Two days in a row now we have seen CNN anchor Kate Bolduan react with incredulity when a Democratic member of Congress points out the obvious: that people will die if the Senate healthcare bill becomes law. “We’ll have to ask a Republican about that!” Bolduan breathlessly replied to one Democrat. What she – along with advocates of the bill – fails to understand or prefers to ignore is that you cannot snatch healthcare away from 22 million people without incurring casualties. Of course people will die as a result.
Speaking against the GOP healthcare bill last week, Senator Elizabeth Warren (D-MA) called its cuts to healthcare for older and lower-income Americans “blood money.” She went on to say:
“Let’s be very clear. Senate Republicans are paying for tax cuts for the wealthy with American lives. People will die.” – Sen. Elizabeth Warren, 6/22/17
Republicans propose to pay for those tax cuts by gutting the Medicaid program – 40% of which pays for services to the elderly like nursing home care. Some one million seniors nationwide could lose the ability to pay for the long term care they need to survive. States facing $770 billion in federal Medicaid cuts will have no choice but to offer skimpier coverage or kick seniors off the Medicaid rolls altogether.
By law, state Medicaid programs have to cover nursing homes. If those states receive less funding from the federal government, it could increase the pressure on the operations of nursing homes, in turn possibly limiting who can qualify for care. – Yahoo Finance, 6/26/17
We are talking about people with Alzheimer’s, cancer, diabetes, neurological disorders, and other chronic diseases. Few seniors (or their families) can afford to pay the average cost of nursing home care (running some $80,000 a year) without government assistance. Many of these seniors were formerly in the middle class, but had to impoverish themselves to qualify for Medicaid. If they are forced to go without skilled long term care (whether in a nursing home, in the community, or at home), the real question is not whether some of them will die, but how will they survive?
The bill’s age rating provisions could also prove deadly for older Americans. The Senate legislation – like the House’s – allows insurers to charge near seniors (aged 50-64) up to five times as much as younger adults, which will price many out of the market. The rate of uninsured Americans who earn up to 200% of the federal poverty line will double if this bill becomes law. Chronic health conditions tend to develop and intensify during this period of life. If millions of near seniors can’t afford health insurance, they will go without the care they need – which could lead to premature death. You don’t have to be a brain surgeon to figure that one out.
Taking away the guarantee of essential benefits coverage – which the Senate bill also threatens to do – means Americans (especially the poor and elderly) will no longer benefit from timely treatment of festering health problems. One of those is heart disease. According to Kaiser Health News, the leading killer of men and women in the U.S. has been decreasing since Obamacare went into effect.

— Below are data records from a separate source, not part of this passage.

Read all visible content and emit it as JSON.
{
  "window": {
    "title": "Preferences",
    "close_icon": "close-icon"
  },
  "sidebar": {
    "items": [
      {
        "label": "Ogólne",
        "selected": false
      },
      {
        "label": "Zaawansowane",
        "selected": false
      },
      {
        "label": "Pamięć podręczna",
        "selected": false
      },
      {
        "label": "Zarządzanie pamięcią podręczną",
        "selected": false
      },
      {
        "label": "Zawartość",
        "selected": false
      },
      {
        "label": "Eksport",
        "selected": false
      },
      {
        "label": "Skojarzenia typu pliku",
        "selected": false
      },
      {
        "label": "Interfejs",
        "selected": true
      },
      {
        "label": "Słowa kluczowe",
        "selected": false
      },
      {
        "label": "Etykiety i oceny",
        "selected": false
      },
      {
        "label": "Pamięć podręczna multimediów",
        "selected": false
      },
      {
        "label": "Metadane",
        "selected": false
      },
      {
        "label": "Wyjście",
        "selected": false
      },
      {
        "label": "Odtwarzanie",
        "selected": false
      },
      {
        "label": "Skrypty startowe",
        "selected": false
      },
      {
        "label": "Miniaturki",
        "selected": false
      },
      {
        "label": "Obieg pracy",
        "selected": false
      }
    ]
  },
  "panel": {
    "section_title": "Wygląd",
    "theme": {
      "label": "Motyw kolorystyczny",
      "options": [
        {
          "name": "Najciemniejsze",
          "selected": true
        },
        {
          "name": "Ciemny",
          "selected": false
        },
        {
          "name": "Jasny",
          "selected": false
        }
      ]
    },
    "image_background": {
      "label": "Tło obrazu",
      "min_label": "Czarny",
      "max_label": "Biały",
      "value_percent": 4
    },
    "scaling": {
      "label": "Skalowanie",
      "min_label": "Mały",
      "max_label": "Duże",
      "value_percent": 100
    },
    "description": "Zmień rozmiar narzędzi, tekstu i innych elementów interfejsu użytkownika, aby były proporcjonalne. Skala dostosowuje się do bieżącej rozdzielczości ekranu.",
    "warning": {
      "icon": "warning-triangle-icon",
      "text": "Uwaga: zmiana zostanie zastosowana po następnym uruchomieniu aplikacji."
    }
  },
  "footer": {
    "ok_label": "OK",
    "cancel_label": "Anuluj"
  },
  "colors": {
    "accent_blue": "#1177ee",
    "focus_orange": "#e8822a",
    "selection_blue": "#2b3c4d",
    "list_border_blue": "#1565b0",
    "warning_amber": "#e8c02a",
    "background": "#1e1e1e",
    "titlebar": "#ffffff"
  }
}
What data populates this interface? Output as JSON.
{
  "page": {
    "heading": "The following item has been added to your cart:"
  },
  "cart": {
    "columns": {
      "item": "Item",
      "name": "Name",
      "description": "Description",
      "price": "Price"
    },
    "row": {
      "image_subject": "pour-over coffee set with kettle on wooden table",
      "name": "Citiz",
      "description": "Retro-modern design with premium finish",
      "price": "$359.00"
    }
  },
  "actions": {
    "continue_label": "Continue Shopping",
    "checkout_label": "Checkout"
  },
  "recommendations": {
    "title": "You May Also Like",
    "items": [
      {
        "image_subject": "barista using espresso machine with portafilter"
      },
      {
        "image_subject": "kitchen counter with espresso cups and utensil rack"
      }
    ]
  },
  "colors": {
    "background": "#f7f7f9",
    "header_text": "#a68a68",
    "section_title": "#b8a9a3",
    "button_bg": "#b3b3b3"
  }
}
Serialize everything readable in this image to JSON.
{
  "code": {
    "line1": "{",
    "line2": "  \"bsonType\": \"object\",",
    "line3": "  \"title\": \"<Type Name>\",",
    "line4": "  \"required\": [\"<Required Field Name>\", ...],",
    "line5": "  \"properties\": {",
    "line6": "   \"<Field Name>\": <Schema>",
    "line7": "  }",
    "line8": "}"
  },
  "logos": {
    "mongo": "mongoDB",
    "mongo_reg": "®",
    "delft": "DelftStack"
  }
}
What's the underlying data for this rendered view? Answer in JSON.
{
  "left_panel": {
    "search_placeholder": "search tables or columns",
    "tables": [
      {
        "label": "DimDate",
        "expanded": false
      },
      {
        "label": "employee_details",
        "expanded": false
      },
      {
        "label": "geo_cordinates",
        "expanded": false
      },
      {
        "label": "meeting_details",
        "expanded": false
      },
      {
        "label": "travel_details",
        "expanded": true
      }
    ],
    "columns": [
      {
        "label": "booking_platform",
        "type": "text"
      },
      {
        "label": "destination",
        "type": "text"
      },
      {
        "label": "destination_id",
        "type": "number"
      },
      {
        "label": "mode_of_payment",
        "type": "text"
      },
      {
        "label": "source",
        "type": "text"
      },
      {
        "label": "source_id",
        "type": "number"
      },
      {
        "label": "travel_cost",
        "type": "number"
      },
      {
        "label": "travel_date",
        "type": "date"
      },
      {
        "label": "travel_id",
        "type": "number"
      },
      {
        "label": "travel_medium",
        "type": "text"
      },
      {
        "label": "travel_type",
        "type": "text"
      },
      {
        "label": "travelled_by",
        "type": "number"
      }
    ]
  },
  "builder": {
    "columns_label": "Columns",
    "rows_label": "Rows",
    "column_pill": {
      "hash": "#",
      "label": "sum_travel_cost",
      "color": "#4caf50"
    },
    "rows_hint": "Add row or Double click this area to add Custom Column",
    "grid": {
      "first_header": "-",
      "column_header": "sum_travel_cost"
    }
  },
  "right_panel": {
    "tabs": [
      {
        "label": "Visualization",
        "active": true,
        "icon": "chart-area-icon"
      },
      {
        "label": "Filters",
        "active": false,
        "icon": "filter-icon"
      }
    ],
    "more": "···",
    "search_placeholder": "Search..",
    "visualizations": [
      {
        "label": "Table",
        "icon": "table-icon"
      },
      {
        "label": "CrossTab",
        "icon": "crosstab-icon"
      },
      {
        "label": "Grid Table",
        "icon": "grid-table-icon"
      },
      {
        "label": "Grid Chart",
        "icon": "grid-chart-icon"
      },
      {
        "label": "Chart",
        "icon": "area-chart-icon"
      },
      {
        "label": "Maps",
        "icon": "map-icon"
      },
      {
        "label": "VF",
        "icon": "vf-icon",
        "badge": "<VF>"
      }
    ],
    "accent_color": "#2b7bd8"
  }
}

“The Journal of the American Heart Association found that the rate of sudden cardiac arrest outside of a hospital dropped by 17% among people aged 45-64 after the Affordable Care Act expanded insurance coverage.” – Kaiser Health News, 6/28/17
It stands to reason that repealing the Affordable Care Act could lead to an increase in heart attacks, which could also mean an increase in fatalities.
This is why the pleas for bipartisanship from Republicans and some of the media ring especially hollow. We have heard pundits describe the disagreements between Republicans and Democrats on healthcare as “semantics”: is the Senate bill a true “repeal” of Obamacare or not? Why, oh why, can’t both sides just get along? Of course, that misses the point. Not only does the bill roll back important protections for all Americans, it is a Trojan Horse for gutting Medicaid and giving the wealthy a $700 billion tax cut. Congressional Democrats refuse to enable the GOP to make these drastic changes. Seniors and their advocates must keep that issue at the forefront – and work to defeat the Senate bill while there is still time. This is not semantics. It is literally life and death.